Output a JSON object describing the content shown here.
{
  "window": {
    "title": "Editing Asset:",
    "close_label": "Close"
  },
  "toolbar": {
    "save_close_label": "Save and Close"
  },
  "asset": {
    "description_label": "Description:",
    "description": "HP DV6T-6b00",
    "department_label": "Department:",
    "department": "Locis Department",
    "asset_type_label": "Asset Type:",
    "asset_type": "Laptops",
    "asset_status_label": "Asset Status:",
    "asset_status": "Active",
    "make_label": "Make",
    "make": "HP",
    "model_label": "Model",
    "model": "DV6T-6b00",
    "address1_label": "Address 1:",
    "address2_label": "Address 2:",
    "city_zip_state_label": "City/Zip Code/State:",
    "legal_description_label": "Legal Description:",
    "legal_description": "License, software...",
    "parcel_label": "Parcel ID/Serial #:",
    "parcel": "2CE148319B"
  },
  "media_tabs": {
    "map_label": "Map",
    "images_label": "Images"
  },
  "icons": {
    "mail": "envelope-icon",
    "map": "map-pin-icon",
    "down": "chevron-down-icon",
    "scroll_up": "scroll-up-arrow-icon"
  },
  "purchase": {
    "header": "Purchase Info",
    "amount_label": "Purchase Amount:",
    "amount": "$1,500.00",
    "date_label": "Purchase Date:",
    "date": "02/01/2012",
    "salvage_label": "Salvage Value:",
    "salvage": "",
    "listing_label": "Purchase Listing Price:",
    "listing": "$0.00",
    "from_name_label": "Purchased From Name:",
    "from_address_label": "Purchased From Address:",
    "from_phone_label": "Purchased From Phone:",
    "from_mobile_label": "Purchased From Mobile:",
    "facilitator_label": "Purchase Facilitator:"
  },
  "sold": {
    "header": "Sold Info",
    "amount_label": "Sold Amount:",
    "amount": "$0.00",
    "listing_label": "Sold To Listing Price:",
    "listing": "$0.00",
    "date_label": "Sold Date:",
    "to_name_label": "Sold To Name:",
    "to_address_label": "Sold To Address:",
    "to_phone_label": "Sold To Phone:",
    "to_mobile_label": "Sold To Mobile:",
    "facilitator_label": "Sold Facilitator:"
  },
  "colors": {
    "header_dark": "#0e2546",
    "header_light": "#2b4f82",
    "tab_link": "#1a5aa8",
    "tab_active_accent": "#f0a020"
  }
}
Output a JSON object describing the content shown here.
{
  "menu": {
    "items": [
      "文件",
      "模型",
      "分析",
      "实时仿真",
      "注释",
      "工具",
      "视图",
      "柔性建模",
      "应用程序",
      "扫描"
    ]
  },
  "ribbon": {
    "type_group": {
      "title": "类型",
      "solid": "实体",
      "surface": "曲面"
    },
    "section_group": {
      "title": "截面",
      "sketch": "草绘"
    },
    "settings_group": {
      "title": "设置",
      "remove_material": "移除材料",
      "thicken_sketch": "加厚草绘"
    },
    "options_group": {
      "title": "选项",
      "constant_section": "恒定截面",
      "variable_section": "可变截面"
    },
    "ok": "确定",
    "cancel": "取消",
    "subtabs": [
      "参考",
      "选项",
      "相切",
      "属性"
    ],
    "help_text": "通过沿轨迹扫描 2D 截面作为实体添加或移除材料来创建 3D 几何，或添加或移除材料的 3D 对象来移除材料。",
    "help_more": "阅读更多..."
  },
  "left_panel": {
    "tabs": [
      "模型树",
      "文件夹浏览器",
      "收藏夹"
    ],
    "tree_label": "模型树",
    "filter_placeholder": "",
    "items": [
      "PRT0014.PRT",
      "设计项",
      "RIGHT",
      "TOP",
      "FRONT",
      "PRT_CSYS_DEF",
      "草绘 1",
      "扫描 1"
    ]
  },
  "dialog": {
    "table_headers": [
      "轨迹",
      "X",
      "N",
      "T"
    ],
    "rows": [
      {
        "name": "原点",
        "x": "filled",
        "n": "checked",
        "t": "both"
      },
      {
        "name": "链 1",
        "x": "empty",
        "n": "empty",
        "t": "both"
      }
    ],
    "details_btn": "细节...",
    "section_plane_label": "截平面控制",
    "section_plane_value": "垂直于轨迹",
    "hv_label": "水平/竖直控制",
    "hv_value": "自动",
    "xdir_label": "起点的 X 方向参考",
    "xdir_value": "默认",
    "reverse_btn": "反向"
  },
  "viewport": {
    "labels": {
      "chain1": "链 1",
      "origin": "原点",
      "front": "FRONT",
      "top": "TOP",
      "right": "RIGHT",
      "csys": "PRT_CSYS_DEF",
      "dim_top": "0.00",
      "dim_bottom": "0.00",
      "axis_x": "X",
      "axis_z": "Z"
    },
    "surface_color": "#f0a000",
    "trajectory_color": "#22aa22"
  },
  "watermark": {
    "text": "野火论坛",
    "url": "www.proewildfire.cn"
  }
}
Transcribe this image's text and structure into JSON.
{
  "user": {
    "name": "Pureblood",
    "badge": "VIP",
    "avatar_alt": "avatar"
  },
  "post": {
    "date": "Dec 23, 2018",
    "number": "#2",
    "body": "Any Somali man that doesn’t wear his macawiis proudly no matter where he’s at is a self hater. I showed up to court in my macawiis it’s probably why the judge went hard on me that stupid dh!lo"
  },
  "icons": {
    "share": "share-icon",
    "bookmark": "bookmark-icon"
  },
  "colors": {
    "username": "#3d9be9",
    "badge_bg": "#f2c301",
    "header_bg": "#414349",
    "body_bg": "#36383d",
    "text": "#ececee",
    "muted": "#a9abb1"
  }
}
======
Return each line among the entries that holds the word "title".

__Output for this task__
    "title": "Editing Asset:",
      "title": "类型",
      "title": "截面",
      "title": "设置",
      "title": "选项",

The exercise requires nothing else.